So, how to brine? There are two ways to brine a turkey these days; either with a dry brine or a traditional wet brine. Dry brining (which is a process basically consisting of coating your dry turkey with salt and allowing the salted bird to sit for 12-24 hours) is convenient because it doesn't require your turkey to sit in brine taking up valuable refrigerator space in the days before the holiday. We had plenty of fun playing with different brine solutions this year (see Allen's brine experiment video below, or on our youtube channel) and learned some interesting things about constructing your own brine. Here are our top suggestions:

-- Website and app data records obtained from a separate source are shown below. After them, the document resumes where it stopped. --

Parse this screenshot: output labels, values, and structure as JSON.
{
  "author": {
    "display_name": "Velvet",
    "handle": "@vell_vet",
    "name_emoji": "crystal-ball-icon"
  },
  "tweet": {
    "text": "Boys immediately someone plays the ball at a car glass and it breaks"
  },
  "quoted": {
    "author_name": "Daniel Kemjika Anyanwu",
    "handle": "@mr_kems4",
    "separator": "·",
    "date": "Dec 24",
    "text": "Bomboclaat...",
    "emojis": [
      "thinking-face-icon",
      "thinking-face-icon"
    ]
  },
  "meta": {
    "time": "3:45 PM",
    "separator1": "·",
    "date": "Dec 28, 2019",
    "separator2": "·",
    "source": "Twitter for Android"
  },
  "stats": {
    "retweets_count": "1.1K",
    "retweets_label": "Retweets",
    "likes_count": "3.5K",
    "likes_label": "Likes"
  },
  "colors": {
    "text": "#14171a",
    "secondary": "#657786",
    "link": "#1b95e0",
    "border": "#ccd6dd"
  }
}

MAKE SPACE: Clear a space in your refrigerator large enough to hold a container that will fit your turkey. It's important that you keep that bird cold!
PLAN AHEAD: Your turkey will need to sit in the brine for 12-18 hours for maximum moisture absorption so start early!
STICK TO SALT: Salt molecules are smaller, and more magnetic than the molecules of other compounds or flavors you might add to your brine and thus, it's very likely that even if you make an elaborate, flavorful and fragrant brine, much of the flavor of the brine won't be absorbed by the meat (Think of this similar to a lot of small people trying to shove their way through a small door, and a larger person trying to fit through the same door). So, we suggest saving yourself some time on the brine, using a straight salt solution, and putting more attention into delicious side dishes and make your own herb butter, or to-die-for-gravy instead.
MAGIC SOLUTION: The weight of your turkey will dictate how much salt to use in your brine. These proportions seem to be:
8 to 12 pounds: use 2 gallons water and 2 1/2 cups salt
13 to 17 pounds: use 2 1/2 gallons water and 3 1/4 cups salt
18 to 22 pounds: use 3 gallons water and 3 3/4 cups salt
PATIENCE, PATIENCE: Mix up your solution, put your bird in it's container, put the container in the fridge and let it sit. Then, roast or cook your bird as you do and enjoy!
Check out Allen's brining experiment in the video below!